Structural studies continuously uncovers the importance of organization in biological systems at different levels, ranging from molecules to whole organisms. However, many studies of biological function and regulation are performed with isolated systems, in which essential features of the original organization have been altered or lost. This approach forces the experimenter to treat the systems as independent entities for which a set of assumptions apply, but do not necessarily reflect their natural operating conditions. Other approaches involving the macroscopic study of the same systems in their native (non isolated) state yield global information which is not readily amenable to interpretation in terms of their mechanism of action and control. The comparison of the intrinsic properties of isolated systems with their effective behavior in situ generally indicate a most significant contribution of the native organization.
Although immense progress has been independently achieved in each of these "main stream" aspects, they tend to diverge into separate specialized fields, and no comprehensive approach is presently available to readily integrate the resulting accumulated information. The "missing links" involve two major groups of modulating factors including
The considerations above apply to virtually all biological systems. While broadly recognized, they are seldom applied or effectively taken into account in functional studies of processes beyond the strictly molecular level. The knowledge of the mode of interaction between systems among which matter or energy is transfered (e.g., chemical reactants, oxido-reduction equivalents, osmotic or mechanical work, signals, etc.), would not only improve significantly the basic understanding of biological function, but also enable the identification and eventually the design of better systems for use in technological applications.
Biological organization ("cellular socialism") must lead to various functional consequences, often arbitrarily segregated into qualitative and quantitative aspects. Both relate to observed phenomena that cannot be explained solely on the basis of the behavior of chemical (or catalyzed) reactions in a homogeneous solution, in which the reactants are assumed to be randomly distributed and equally accessible to each other ("molecular democracy").

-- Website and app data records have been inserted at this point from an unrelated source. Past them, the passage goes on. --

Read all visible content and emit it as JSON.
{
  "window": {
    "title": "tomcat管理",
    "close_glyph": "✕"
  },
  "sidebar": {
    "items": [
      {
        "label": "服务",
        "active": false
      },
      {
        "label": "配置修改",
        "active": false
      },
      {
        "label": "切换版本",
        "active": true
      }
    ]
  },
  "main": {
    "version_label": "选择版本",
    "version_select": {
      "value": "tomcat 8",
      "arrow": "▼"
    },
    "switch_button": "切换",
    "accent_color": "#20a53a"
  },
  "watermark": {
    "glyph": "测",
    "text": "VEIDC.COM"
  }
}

In the intracellular milieu, the intermediate reactants of a metabolic sequence may be transferred directly between consecutive enzymic components without equilibrating with the ambient medium. This arises from either the existence of a stable complex consisting of the enzymes in the sequence, or their pair-wise transient association, during which the product of one enzyme is directly transferred to the next one. This phenomenon is reflected experimentally by the lack of availability of the intermediate in solution (e.g., with respect to isotopic dilution, or to an exogenous enzymic trap). It effectively results in an alteration of the expected kinetic properties of the whole pathway, when a simple homogeneous behavior is assumed. Such channeling of intermediates is carried out through molecular recognition between the catalytic components, which involve specific interactions at their respective surfaces. Alternatively, the association of an enzyme with a non-substrate ligand (small molecule, enzyme, or structural element) may result in the allosteric modulation of its catalytic activity.

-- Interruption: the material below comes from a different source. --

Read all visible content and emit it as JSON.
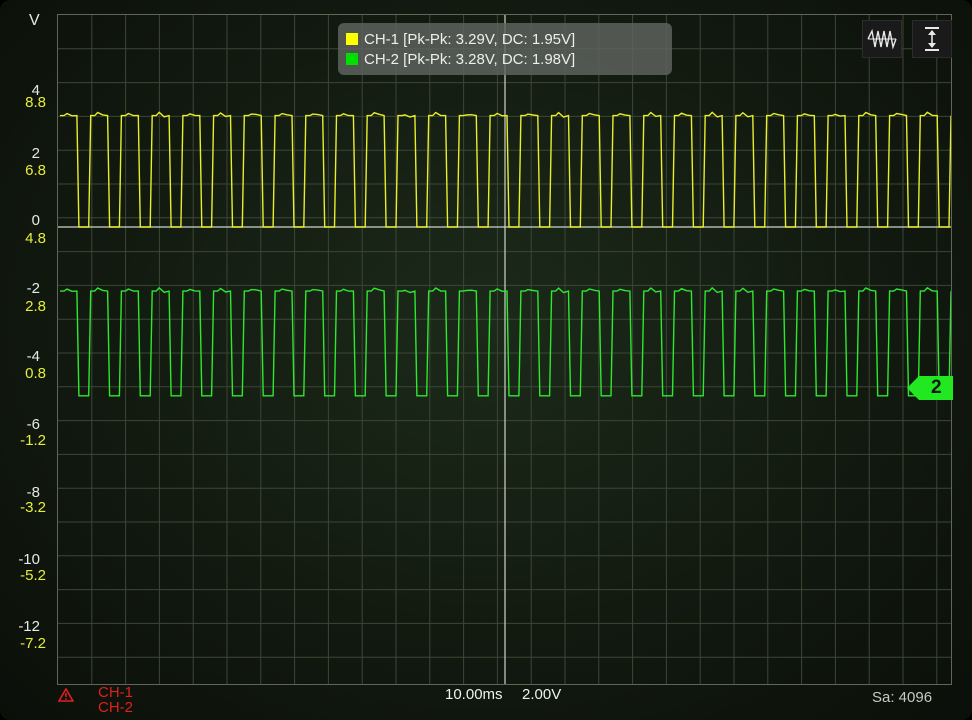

The reason for the need of such complex mechanisms, too often left aside for philosophers, is probably to promote flexible means for control of cellular processes. Indeed, the possibility of selective channeling of intermediates enables preferential routing of metabolic fluxes through branched pathways, in the crowded cellular environment. In contrast, a freely diffusible intermediate, serving as a substrate to different enzymes randomly distributed in an homogeneous solution, would be subject to simple competition and its fate predetermined by the fixed concentrations of the binding sites.
Limitation by diffusion of the kinetic mechanism of an enzyme acting in solution is considered as the ultimate criterion for "catalytic perfection". It is a fact that most enzymes considered as soluble did not evolve to reach this exalted status. It is likely that the selective constrains on efficiency relate also to the interactive aspects of the various systems rather than to their performance as independent entities only. Accordingly, optimal cellular function has been attained through the simultaneous evolution of favorable interactions between the systems. Finally, it should be borne in mind that the organization in biological systems is not restricted to space; the components may be dynamically rearranged or interact differently as a response to changes in the ambient conditions according to metabolic needs, and thus operate differently in time.
As mentioned in section 1, no established approach is able to address directly the question of functional interaction between related systems in situ, on the basis of their properties observed in vitro after their isolation. One can nevertheless single out proper means to demonstrate and study these interactions.